This was part of a mezze table I laid on last week. On the left, a dish of gigantes - butter beans slowly cooked in a sauce of onions, garlic, tomatoes and olive oil. I cannot begin to tell you how delicious these were, I shall be making them again soon. Very easy, and very quick  -  I used tinned butter beans - and cheap. With flat bread and a salad they are a complete meal, and you can eat them hot, warm or  cool. Next to them is a dish of chick-pea hummus, which we ate with flat bread and raw vegetables. On the end some slow roasted peppers and tomatoes.

Another day I made some lamb meatballs in onion, garlic and tomato sauce, served with giant cous-cous, a nice change from rice or ordinary cous-cous. In the small bowl there's some baba ghanoush, Jim's all-time favourite, topped with a sprinkling of sumach.

And here is the Spanokopita I made this morning, only the second time I've made it, but to be honest it isn't terribly difficult or time consuming. A box of filo pastry, some ricotta, some grated Lancashire cheese because that is what I had in the fridge, a bag of spinach, half a medium onion, an egg, grated nutmeg, salt and pepper, some olive oil and some melted butter to brown the top.  I made it in a medium deep cake pan, well oiled (the pan not me!) and it turned out beautifully. I can claim no real credit, because the filo pastry just ends up this way, when you fold over the overhanging ends, and use the final two pieces of pastry torn in half and scrunched to give this lovely effect. We'll have it for lunch tomorrow with some left over roasted pepper and tomatoes, and perhaps some flatbread if I can get it right this time!

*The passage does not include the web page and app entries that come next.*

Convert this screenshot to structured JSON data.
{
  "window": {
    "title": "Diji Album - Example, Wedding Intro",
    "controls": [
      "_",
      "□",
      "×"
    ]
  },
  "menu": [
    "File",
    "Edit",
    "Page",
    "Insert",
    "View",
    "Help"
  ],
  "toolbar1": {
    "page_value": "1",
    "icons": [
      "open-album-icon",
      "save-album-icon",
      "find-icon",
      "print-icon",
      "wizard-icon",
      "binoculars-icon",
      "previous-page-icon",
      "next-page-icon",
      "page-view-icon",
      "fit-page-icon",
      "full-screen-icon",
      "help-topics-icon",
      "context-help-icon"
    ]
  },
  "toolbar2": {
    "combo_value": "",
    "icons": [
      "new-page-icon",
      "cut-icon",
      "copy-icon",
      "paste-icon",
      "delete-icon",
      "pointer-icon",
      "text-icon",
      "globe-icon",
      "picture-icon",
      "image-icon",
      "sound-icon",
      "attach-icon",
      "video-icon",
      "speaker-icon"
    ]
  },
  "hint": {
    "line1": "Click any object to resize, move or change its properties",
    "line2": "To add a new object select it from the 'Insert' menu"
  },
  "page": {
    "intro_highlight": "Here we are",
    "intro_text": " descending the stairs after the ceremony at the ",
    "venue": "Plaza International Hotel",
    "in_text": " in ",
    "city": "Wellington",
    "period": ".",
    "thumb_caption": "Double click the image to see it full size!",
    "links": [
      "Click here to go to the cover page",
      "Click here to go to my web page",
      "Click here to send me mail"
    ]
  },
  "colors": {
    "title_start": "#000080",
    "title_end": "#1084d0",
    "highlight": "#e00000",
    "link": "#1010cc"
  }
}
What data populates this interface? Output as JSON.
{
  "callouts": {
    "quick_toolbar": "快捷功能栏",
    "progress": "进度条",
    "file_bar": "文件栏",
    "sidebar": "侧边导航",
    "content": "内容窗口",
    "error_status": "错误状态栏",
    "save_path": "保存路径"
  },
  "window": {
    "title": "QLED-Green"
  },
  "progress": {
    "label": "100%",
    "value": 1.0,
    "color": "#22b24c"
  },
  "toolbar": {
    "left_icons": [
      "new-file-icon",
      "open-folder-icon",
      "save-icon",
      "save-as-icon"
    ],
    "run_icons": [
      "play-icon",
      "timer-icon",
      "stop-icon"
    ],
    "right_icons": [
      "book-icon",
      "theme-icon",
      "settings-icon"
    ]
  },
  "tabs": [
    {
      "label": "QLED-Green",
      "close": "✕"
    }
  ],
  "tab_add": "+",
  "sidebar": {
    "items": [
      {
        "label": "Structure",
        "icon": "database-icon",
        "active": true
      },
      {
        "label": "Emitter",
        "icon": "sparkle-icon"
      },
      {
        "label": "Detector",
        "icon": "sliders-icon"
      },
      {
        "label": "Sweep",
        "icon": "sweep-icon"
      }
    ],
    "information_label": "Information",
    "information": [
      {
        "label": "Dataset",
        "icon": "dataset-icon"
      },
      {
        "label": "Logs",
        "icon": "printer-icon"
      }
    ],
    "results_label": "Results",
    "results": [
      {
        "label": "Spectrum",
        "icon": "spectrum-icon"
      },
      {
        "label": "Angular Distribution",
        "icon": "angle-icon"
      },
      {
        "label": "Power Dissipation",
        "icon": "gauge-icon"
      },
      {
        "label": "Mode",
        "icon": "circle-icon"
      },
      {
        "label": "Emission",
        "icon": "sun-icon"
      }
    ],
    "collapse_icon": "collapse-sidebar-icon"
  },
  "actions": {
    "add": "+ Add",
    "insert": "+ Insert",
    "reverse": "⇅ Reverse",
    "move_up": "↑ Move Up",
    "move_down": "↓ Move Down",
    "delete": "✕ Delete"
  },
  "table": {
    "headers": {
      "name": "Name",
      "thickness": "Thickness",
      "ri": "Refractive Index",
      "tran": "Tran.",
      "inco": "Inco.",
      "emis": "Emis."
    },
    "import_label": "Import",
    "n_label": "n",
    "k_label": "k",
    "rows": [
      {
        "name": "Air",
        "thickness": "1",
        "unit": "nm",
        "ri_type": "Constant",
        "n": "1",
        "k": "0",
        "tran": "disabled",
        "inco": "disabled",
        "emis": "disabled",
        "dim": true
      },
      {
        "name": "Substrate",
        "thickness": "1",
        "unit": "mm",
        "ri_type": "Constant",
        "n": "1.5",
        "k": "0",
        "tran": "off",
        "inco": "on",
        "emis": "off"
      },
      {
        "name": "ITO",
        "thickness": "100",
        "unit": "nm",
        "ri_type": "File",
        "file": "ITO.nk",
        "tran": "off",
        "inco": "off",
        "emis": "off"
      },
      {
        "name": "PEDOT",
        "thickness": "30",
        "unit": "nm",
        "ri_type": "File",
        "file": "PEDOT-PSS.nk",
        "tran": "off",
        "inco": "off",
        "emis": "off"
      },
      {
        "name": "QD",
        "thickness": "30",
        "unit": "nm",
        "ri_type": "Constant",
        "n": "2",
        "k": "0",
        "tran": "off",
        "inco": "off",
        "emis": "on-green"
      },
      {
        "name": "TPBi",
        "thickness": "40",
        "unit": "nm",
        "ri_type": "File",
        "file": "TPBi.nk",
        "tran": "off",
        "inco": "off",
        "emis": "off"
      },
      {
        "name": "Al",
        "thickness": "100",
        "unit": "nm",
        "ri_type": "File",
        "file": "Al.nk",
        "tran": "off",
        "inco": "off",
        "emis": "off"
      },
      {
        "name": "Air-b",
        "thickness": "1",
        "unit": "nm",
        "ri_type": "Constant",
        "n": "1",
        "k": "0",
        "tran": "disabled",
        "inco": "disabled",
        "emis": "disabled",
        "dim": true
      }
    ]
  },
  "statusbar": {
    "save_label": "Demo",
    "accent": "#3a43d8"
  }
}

So there you have it. Still can't get back into the music, sadly but I am listening to it in the car now. We are well into autumn now, having seen the last of those lovely warm sunny days we were unexpectedly gifted with. The clocks will soon be going back, and once more my car clock will read the correct time! For another six months, anyway!